**** Listed entries ****
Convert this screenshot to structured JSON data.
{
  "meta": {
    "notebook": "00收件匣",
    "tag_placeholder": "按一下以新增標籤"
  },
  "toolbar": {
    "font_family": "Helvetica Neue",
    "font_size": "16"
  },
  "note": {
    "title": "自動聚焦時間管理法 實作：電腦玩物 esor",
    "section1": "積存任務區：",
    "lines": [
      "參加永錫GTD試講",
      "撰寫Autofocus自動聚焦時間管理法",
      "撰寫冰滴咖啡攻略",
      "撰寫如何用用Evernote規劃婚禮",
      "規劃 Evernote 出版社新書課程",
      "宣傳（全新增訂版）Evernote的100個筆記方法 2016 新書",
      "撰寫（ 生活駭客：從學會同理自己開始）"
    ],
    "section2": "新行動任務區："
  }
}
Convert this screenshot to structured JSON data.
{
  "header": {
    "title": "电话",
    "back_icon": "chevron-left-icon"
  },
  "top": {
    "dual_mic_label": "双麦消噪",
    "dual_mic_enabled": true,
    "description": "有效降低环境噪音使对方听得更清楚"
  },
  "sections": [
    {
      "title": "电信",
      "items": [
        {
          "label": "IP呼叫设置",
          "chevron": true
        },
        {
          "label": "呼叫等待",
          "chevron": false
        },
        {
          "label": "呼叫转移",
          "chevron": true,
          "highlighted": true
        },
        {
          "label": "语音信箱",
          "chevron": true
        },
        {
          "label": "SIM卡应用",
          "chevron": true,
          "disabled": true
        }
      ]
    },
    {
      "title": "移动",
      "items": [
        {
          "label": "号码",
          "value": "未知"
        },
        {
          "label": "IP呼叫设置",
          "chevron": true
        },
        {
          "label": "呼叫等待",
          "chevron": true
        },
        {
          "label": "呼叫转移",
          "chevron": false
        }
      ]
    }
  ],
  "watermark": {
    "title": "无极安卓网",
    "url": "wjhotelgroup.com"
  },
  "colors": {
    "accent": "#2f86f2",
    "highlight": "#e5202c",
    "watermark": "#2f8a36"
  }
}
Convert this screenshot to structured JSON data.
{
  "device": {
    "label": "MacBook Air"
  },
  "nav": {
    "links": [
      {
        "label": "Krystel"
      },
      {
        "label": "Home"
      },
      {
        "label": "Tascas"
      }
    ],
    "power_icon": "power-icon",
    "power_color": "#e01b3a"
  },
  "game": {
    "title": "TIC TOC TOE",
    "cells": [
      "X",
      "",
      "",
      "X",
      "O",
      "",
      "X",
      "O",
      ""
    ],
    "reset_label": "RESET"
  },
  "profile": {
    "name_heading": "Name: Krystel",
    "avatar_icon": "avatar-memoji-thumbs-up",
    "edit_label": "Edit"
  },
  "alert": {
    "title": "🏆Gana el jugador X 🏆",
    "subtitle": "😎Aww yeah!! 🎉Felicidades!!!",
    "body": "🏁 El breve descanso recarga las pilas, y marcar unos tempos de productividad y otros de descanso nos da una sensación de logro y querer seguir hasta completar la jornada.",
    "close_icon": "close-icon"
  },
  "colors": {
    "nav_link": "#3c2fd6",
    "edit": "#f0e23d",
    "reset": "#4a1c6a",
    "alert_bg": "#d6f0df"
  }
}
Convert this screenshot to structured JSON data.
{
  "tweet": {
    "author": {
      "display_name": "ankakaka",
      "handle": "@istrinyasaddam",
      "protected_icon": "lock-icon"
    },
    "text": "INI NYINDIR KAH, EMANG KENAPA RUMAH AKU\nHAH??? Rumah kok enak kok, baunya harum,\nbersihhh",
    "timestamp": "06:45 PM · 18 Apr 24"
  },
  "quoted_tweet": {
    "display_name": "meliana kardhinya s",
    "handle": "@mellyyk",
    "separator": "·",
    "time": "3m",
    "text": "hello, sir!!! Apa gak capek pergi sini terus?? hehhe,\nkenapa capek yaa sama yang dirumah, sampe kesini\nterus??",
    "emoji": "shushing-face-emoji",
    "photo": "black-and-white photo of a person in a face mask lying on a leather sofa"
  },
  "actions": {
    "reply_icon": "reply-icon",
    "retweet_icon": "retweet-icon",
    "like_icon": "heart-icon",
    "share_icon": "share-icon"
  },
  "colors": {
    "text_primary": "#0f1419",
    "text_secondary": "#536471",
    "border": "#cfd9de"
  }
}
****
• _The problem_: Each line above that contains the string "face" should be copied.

• _Exercise result_:
    "emoji": "shushing-face-emoji",
    "photo": "black-and-white photo of a person in a face mask lying on a leather sofa"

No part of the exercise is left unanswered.